A common piece of advice I see about decision-making or worrying is to ask yourself, “Will this matter in a month? A year? Five years?” Most teens are myopic and this-moment-is-everything by nature, so asking them to think into the future like that may not work. But asking them to take someone else’s point of view might. Ditto for asking them to think about, say, their entire class or group in terms of how this one thing can impact how they proceed. So, sure, maybe you’re right and she was wrong, but with no one willing to concede, progress is halted for everyone. What do you lose by being the bigger person and saying, “Okay, let’s agree to disagree and move on” in that circumstance? What might you gain by apologizing/conceding, even if you don’t totally agree? With judicious assessment of a given situation, it may well be that what people remember is your good graces rather than who was “right.”
Giving in doesn’t make you a pushover
Years of striving to raise confident children who won’t cave to peer pressure or otherwise be pushed around can backfire, it seems. My kids have confidence, alright—they’re confident that they are right and you are wrong and you need to see the error of your ways. Again, sometimes there really is a “right” and a “wrong” and errors must be corrected. But so much of life is about opinions and nuances and the fact that none of us is an island; sometimes being right is less important than being kind, sometimes your “right” isn’t going to be everyone else’s “right,” and sometimes letting things go for the sake of keeping the peace or moving on is the braver choice. It’s possible to have the courage of your convictions without dying on every single hill. (What’s that expression? Something about how you don’t have to RSVP to every argument you’re invited to…?)
Life isn’t fair, and recognizing that makes it easier
There are always going to be relationships in our lives where the balance of power is unequal. You can’t correct a teacher or a boss the same way you would a peer (not if you value your grade or your job, that is). This may feel unfair. Maybe it is. It’s also the reality, and the sooner you accept that, the less aggravated you’ll be. Furthermore, sometimes you’ll choose your hill because it’s that important to you, and there will be unanticipated negative consequences. Once again, it feels unfair, but that’s life.
It’s not always about you
I think it’s human nature to feel dismissed as a whole person when you feel strongly about an issue and others disagree. As adults, most of us have learned not to take everything personally, but for teens, whose self-image is in this bizarre period of rapid evolution, having their truth negated can feel like complete rejection.
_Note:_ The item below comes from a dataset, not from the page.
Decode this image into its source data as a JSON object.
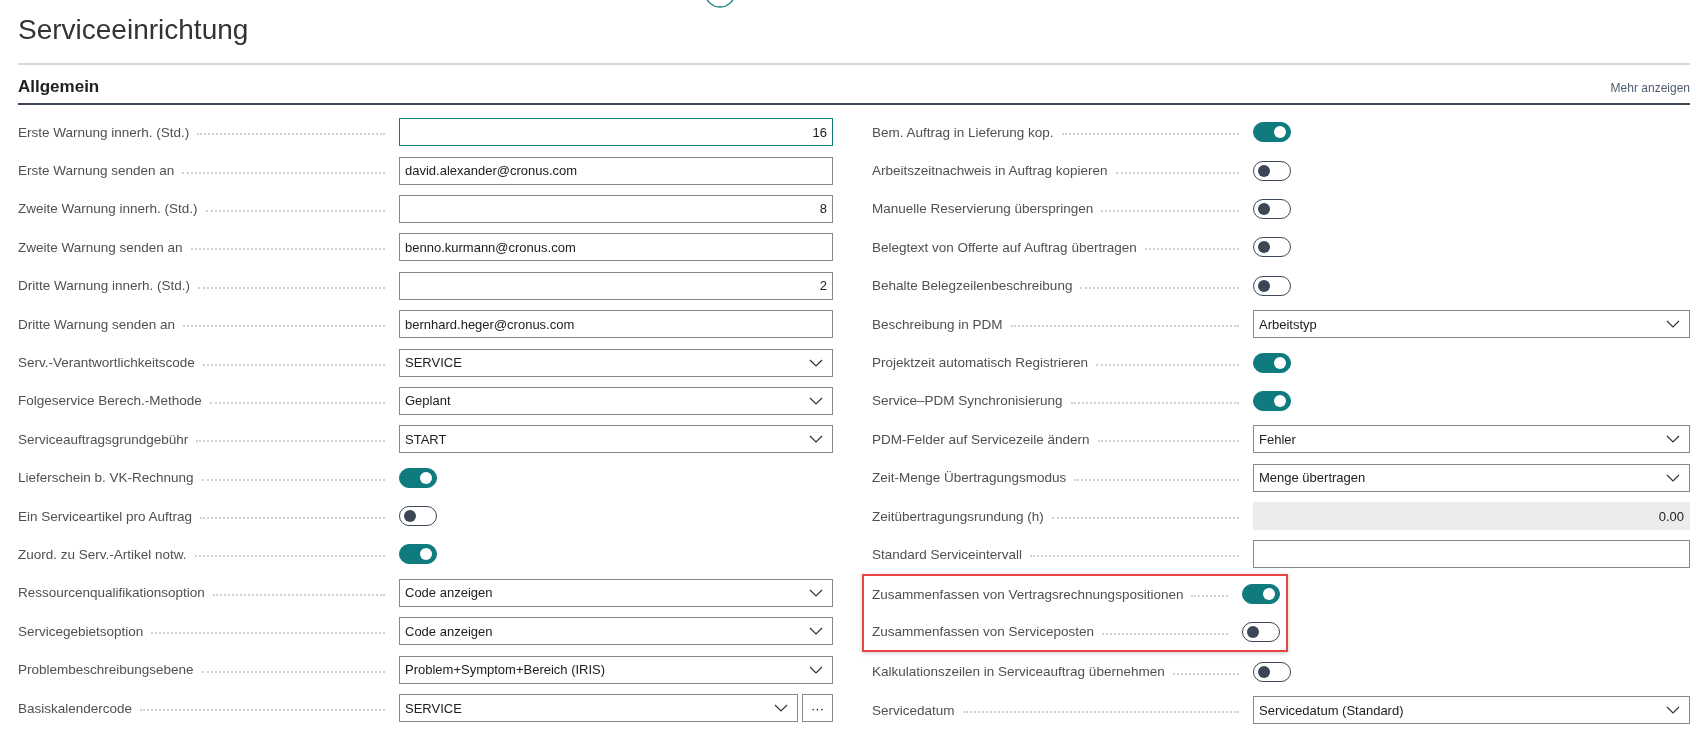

As much as I may tease my kids about being drama llamas, it’s hard, this constantly putting yourself out there and finding out that not everyone welcomes you with open arms. The key to surviving is remembering that people think a lot less about you than you assume, and rejection of something you said or did is not denial of your worth as a person.
If you disagree with some of this, I’m okay with that—I don’t always have to be right, after all.Published September 24, 2013. Last updated September 24, 2013.